According to a press statement released by Seri, the traders were evicted even though each had a right to trade in the area, granted through permits issued by the City of Johannesburg itself. Without warning or explanation, they were removed from the streets in a mass eviction operation. Many were assaulted and had their goods trashed. All lost large quantities of valuable stock.
Seri stated in a press statement that the municipality of Johannesburg did not seek to justify its “brutal and humiliating” eviction of the informal traders, nor had it been prepared to repair the damage it caused.

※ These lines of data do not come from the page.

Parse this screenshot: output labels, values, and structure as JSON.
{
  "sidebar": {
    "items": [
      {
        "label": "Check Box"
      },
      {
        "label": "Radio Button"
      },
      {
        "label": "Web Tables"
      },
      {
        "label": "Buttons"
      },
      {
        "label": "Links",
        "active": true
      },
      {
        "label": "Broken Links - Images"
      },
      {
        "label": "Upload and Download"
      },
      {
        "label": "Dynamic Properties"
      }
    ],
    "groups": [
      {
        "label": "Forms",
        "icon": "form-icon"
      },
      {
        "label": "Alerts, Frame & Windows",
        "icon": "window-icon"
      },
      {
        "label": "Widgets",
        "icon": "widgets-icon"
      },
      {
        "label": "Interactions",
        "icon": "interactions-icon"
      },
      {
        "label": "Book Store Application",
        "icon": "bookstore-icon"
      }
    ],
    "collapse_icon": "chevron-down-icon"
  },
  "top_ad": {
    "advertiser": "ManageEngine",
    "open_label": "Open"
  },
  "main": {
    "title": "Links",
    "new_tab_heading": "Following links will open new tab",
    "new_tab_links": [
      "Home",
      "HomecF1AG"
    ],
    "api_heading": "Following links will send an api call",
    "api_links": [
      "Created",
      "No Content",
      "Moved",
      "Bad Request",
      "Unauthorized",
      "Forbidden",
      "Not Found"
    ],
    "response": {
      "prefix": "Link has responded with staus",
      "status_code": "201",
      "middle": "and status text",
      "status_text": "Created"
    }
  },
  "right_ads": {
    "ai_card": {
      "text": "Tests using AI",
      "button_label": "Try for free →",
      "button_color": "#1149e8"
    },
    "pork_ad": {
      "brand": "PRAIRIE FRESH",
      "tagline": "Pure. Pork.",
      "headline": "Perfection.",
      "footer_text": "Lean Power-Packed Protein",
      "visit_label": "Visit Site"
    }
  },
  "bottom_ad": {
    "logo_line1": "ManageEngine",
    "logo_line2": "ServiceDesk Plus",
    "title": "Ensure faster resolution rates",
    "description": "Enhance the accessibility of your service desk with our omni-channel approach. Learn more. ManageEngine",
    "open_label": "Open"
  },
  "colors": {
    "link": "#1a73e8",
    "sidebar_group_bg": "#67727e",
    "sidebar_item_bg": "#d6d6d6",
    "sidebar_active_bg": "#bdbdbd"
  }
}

“Immediately after Operation Clean Sweep was abolished, things improved drastically but as time has gone on, it has deteriorated again. Traders are at risk of having their goods confiscated without warning and are regularly taken advantage of by officials,” says Nomzamo Zondo, Seri’s director of litigation, who acted for the traders.
Yameen remembers Operation Clean Sweep vividly.
“The city centre was in shambles! It was very sad to watch the police come in and remove so many people from the city. The linear market wasn’t cleared, but a lot of goods were confiscated,” he says.
“I didn’t agree with the way it was done but I do think the police must do something about all the fake goods. I have to pay a licence fee to sell original items, plus rent, levy, tax and so on. The guys outside aren’t paying anything,” says Yameen.
Yameen further adds in frustration: “I am paying the same rent as the store owners in Eastgate, R60 000 per month. Can you believe it?”
According to Yameen, the problem will be rectified once “the playing field” is equalised; when every trader is subjected to the law, liable to the same taxes, the same conditions of trade and to abide by all the bylaws regarding street vending.
“All I want is to be able to trade in a safe and fair environment, where every storekeeper is a legal entity, where rentals are fair and not subjected to a false demand allowing unscrupulous traders to manipulate rentals,” he says.
Yameen, noticeably frustrated, lowers his voice that was now filling the store, when he hears the bell ring indicating a customer coming in.
Outside, Destiny has offered his chair to a young man who has shown interest in a pair of navy blue Adidas sneakers.
While his customer paces a couple of steps away, feeling and examining the fit, Destiny says: “I know selling this stuff is not good, but what else must I do? I have been living in asylum for four years. I have been applying for citizenship since early 2013.”
Destiny makes a profit of around R1 000 per month. His earnings go towards the rent he pays for his room in a Hillbrow flat, food and the rent of R800 per month that he pays a South African citizen who owns his stand.
The owner of the stand then pays the City of Johannesburg a mere R100 for rent.
“I know I am being ripped off, but I cannot own my stand because I do not have an ID, so I have to go through a South African, who makes me pay eight times the price,” says Destiny.
Like many foreign nationals living in South Africa, Destiny does not enjoy citizenship and the benefits that come with it. He says the lack of a South African identification document means he cannot own property or open a bank account.
Thus, desperate for an income, he has resorted to selling counterfeit sneakers.
“It’s basic economics, there is a demand and I am creating a supply,” he says, pocketing money from the sale while returning to his original seated position.
“Besides, this stall is all I have,” he says, steadying himself on one of the poles as he rocks back and forth on his plastic stool.
FEATURED IMAGE: A photo of fake sneakers sold in the streets of Johannesburg. Photo: Nadia Omar